Taoiseach Leo Varadkar has stressed that bullying and harassment cannot be tolerated in the arts world, but urged caution saying such allegations need to be investigated fully.
Mr Varadkar was speaking in relation to the allegations levied at former artistic director of the Gate Theatre Michael Colgan.
Several women, including former employees at the Gate Theatre, have made claims against Mr Colgan ranging from verbal harassment to inappropriate behaviour.
Theatre director and arts practitioner Grace Dyas was the first woman to speak out.
Mr Colgan is expected to issue a statement regarding the allegations in the coming days.
Mr Varadkar said: "I don't think that anyone can ever tolerate systemic bullying or harassment or physical or sexual assault in any workplace, whether it's the arts, or the Oireachtas or anywhere else."
He added he is "encouraged by the fact that more people are willing to come forward and tell their stories" and as a means of changing "the culture around these issues".
However, he also said: "It's important at the same time that as society we don't enter 'The Crucible' here.
"Allegations are allegations and they should be taken seriously, but we shouldn't always assume they're true and that's why they need to be investigated first."
He added: "I think we need to bear in mind that all forms of inappropriate behaviour or boorish behaviour or obnoxious behaviour don't necessarily constitute bullying sexual assault."
Mr Varadkar said that although the Gate Theatre receives substantial public funding it is not a public body and it is a matter for the company itself "to put in place its own procedures to investigate them properly".
The board of the Gate Theatre has hired an external consultancy company, Reputation Inc, to field queries regarding the harassment controversy.
The board has held several emergency meetings in recent days to discuss the allegations.

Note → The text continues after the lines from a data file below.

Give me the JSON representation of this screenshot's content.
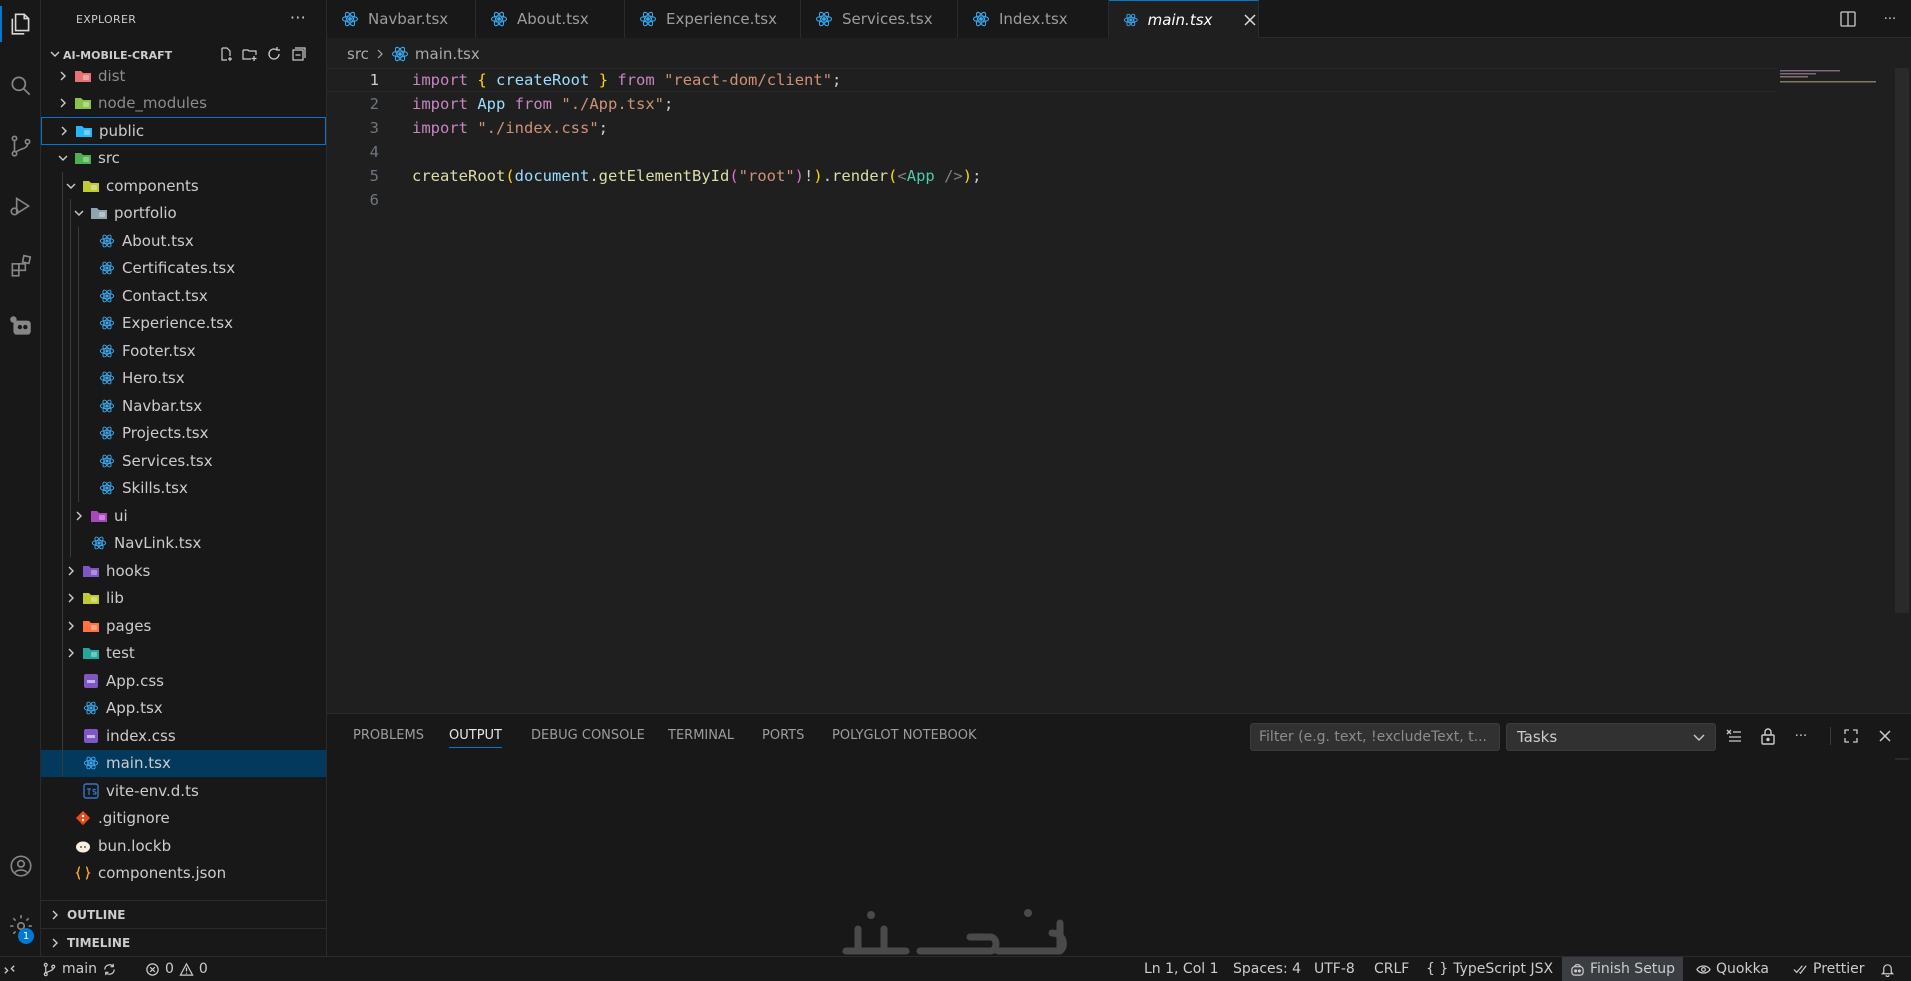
{
  "explorer": {
    "title": "EXPLORER",
    "project": "AI-MOBILE-CRAFT",
    "items": [
      {
        "label": "dist",
        "kind": "folder",
        "color": "#e57373"
      },
      {
        "label": "node_modules",
        "kind": "folder",
        "color": "#8bc34a"
      },
      {
        "label": "public",
        "kind": "folder",
        "color": "#29b6f6"
      },
      {
        "label": "src",
        "kind": "folder",
        "color": "#4caf50"
      },
      {
        "label": "components",
        "kind": "folder",
        "color": "#c0ca33"
      },
      {
        "label": "portfolio",
        "kind": "folder",
        "color": "#90a4ae"
      },
      {
        "label": "About.tsx",
        "kind": "react"
      },
      {
        "label": "Certificates.tsx",
        "kind": "react"
      },
      {
        "label": "Contact.tsx",
        "kind": "react"
      },
      {
        "label": "Experience.tsx",
        "kind": "react"
      },
      {
        "label": "Footer.tsx",
        "kind": "react"
      },
      {
        "label": "Hero.tsx",
        "kind": "react"
      },
      {
        "label": "Navbar.tsx",
        "kind": "react"
      },
      {
        "label": "Projects.tsx",
        "kind": "react"
      },
      {
        "label": "Services.tsx",
        "kind": "react"
      },
      {
        "label": "Skills.tsx",
        "kind": "react"
      },
      {
        "label": "ui",
        "kind": "folder",
        "color": "#ab47bc"
      },
      {
        "label": "NavLink.tsx",
        "kind": "react"
      },
      {
        "label": "hooks",
        "kind": "folder",
        "color": "#7e57c2"
      },
      {
        "label": "lib",
        "kind": "folder",
        "color": "#c0ca33"
      },
      {
        "label": "pages",
        "kind": "folder",
        "color": "#ff7043"
      },
      {
        "label": "test",
        "kind": "folder",
        "color": "#26a69a"
      },
      {
        "label": "App.css",
        "kind": "css"
      },
      {
        "label": "App.tsx",
        "kind": "react"
      },
      {
        "label": "index.css",
        "kind": "css"
      },
      {
        "label": "main.tsx",
        "kind": "react"
      },
      {
        "label": "vite-env.d.ts",
        "kind": "ts"
      },
      {
        "label": ".gitignore",
        "kind": "git"
      },
      {
        "label": "bun.lockb",
        "kind": "bun"
      },
      {
        "label": "components.json",
        "kind": "json"
      }
    ],
    "outline_label": "OUTLINE",
    "timeline_label": "TIMELINE",
    "settings_badge": "1"
  },
  "tabs": [
    {
      "label": "Navbar.tsx"
    },
    {
      "label": "About.tsx"
    },
    {
      "label": "Experience.tsx"
    },
    {
      "label": "Services.tsx"
    },
    {
      "label": "Index.tsx"
    },
    {
      "label": "main.tsx"
    }
  ],
  "breadcrumb": {
    "folder": "src",
    "file": "main.tsx"
  },
  "editor": {
    "line_numbers": [
      "1",
      "2",
      "3",
      "4",
      "5",
      "6"
    ]
  },
  "panel": {
    "tabs": [
      "PROBLEMS",
      "OUTPUT",
      "DEBUG CONSOLE",
      "TERMINAL",
      "PORTS",
      "POLYGLOT NOTEBOOK"
    ],
    "filter_placeholder": "Filter (e.g. text, !excludeText, t...",
    "selected_channel": "Tasks"
  },
  "status": {
    "branch": "main",
    "errors": "0",
    "warnings": "0",
    "position": "Ln 1, Col 1",
    "spaces": "Spaces: 4",
    "encoding": "UTF-8",
    "eol": "CRLF",
    "language_braces": "{ }",
    "language": "TypeScript JSX",
    "finish_setup": "Finish Setup",
    "quokka": "Quokka",
    "prettier": "Prettier"
  },
  "colors": {
    "accent": "#0078d4",
    "selection": "#04395e",
    "react_icon": "#3aa8f0"
  }
}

Reputation Inc says the board will issue a statement shortly.
Speaking on RTÉ's 'Claire Byrne Live' last night, Ms Dyas said Mr Colgan had "too much power".
"He wasn't accountable to anybody in that structure, he wasn't accountable to the Arts Council, he wasn't accountable to the Government, he wasn't accountable to his own board - he sat on his own board.
"He could literally do what he liked and nobody had any recourse," she said.
Arts Council director Orlaith McBride said she believed staff at the Gate were living in a "culture of fear".
Ms McBride stressed that this culture of fear is not confined to the Gate and can be found "across the sector".